NEW YORK — Andy Warhol may be best remembered for his paintings of Campbell Soup cans and Marilyn Monroe, but the pop artist was also a prolific director and producer of underground cinema.
On Wednesday, the Andy Warhol Foundation for the Visual Arts distributed a $7 million collection of his films, videos and TV programs among four institutions — Gotham’s Museum of Modern Art, the Andy Warhol Museum in Pittsburgh, the UCLA Film & Television Archive and the Museum of Television & Radio in Gotham and L.A.
In the ’60s, Warhol directed more than 100 films and nearly 500 “screen tests” of luminaries such as Salvador Dali and Allen Ginsberg. While trying to raise money in Hollywood for projects in the 1970s, he withdrew most of his early films from circulation. They went unseen until after his 1987 death.

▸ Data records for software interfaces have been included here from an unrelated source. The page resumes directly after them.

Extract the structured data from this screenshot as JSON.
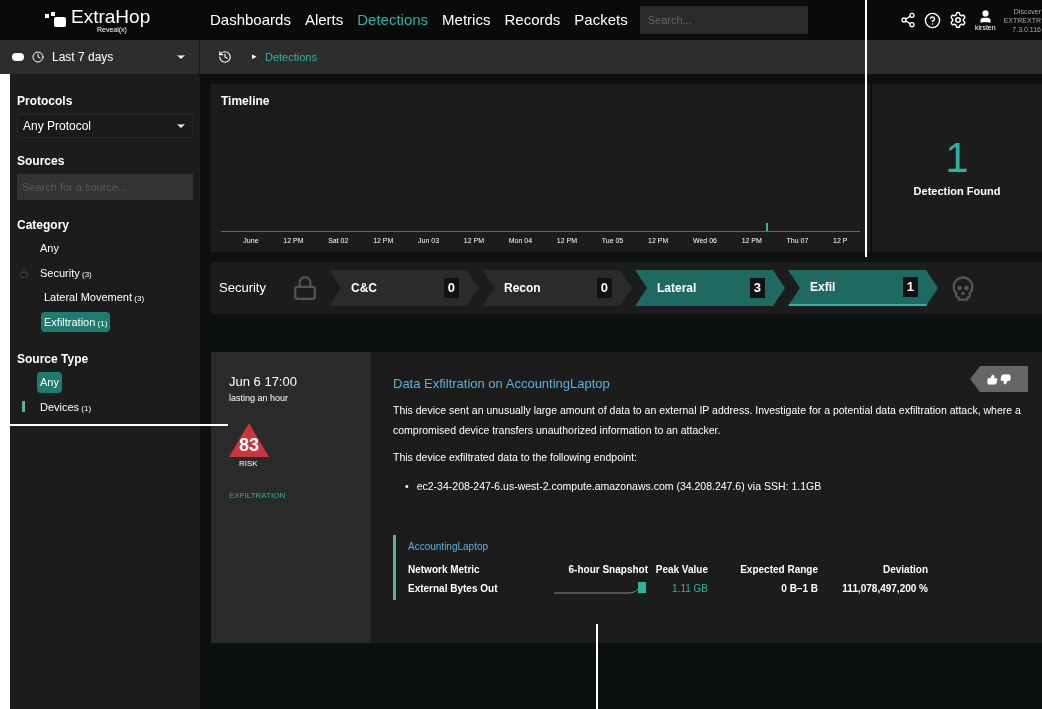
{
  "header": {
    "logo": {
      "name": "ExtraHop",
      "product": "Reveal(x)"
    },
    "nav": [
      {
        "label": "Dashboards",
        "selected": false
      },
      {
        "label": "Alerts",
        "selected": false
      },
      {
        "label": "Detections",
        "selected": true
      },
      {
        "label": "Metrics",
        "selected": false
      },
      {
        "label": "Records",
        "selected": false
      },
      {
        "label": "Packets",
        "selected": false
      }
    ],
    "search": {
      "placeholder": "Search..."
    },
    "user": "kirsten",
    "system": [
      "Discover",
      "EXTREXTR",
      "7.3.0.116"
    ]
  },
  "toolbar": {
    "time_range": "Last 7 days",
    "breadcrumb_arrow": "▸",
    "breadcrumb": "Detections"
  },
  "sidebar": {
    "protocols": {
      "title": "Protocols",
      "value": "Any Protocol"
    },
    "sources": {
      "title": "Sources",
      "placeholder": "Search for a source..."
    },
    "category": {
      "title": "Category",
      "items": [
        {
          "label": "Any",
          "selected": false
        },
        {
          "label": "Security",
          "count": "(3)",
          "selected": false,
          "children": [
            {
              "label": "Lateral Movement",
              "count": "(3)",
              "selected": false
            },
            {
              "label": "Exfiltration",
              "count": "(1)",
              "selected": true
            }
          ]
        }
      ]
    },
    "source_type": {
      "title": "Source Type",
      "items": [
        {
          "label": "Any",
          "selected": true
        },
        {
          "label": "Devices",
          "count": "(1)",
          "selected": false,
          "color": "#5fb38a"
        }
      ]
    }
  },
  "timeline": {
    "title": "Timeline",
    "xticks": [
      "June",
      "12 PM",
      "Sat 02",
      "12 PM",
      "Jun 03",
      "12 PM",
      "Mon 04",
      "12 PM",
      "Tue 05",
      "12 PM",
      "Wed 06",
      "12 PM",
      "Thu 07",
      "12 P"
    ]
  },
  "summary": {
    "count": "1",
    "label": "Detection Found"
  },
  "chain": {
    "title": "Security",
    "stages": [
      {
        "label": "C&C",
        "count": "0",
        "highlighted": false,
        "selected": false
      },
      {
        "label": "Recon",
        "count": "0",
        "highlighted": false,
        "selected": false
      },
      {
        "label": "Lateral",
        "count": "3",
        "highlighted": true,
        "selected": false
      },
      {
        "label": "Exfil",
        "count": "1",
        "highlighted": true,
        "selected": true
      }
    ]
  },
  "detection": {
    "time": "Jun 6 17:00",
    "duration": "lasting an hour",
    "risk": "83",
    "risk_label": "RISK",
    "category": "EXFILTRATION",
    "title": "Data Exfiltration on AccountingLaptop",
    "description": "This device sent an unusually large amount of data to an external IP address. Investigate for a potential data exfiltration attack, where a compromised device transfers unauthorized information to an attacker.",
    "endpoint_intro": "This device exfiltrated data to the following endpoint:",
    "bullet": "•",
    "endpoints": [
      "ec2-34-208-247-6.us-west-2.compute.amazonaws.com (34.208.247.6) via SSH: 1.1GB"
    ],
    "device": "AccountingLaptop",
    "metrics": {
      "columns": [
        "Network Metric",
        "6-hour Snapshot",
        "Peak Value",
        "Expected Range",
        "Deviation"
      ],
      "rows": [
        {
          "metric": "External Bytes Out",
          "peak": "1.11 GB",
          "range": "0 B–1 B",
          "deviation": "111,078,497,200 %"
        }
      ]
    }
  }
}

Warhol is given credit for directing the first feature with a real sex act. “Blue Movie” was withdrawn from theaters in 1969 after being declared obscene by a New York court.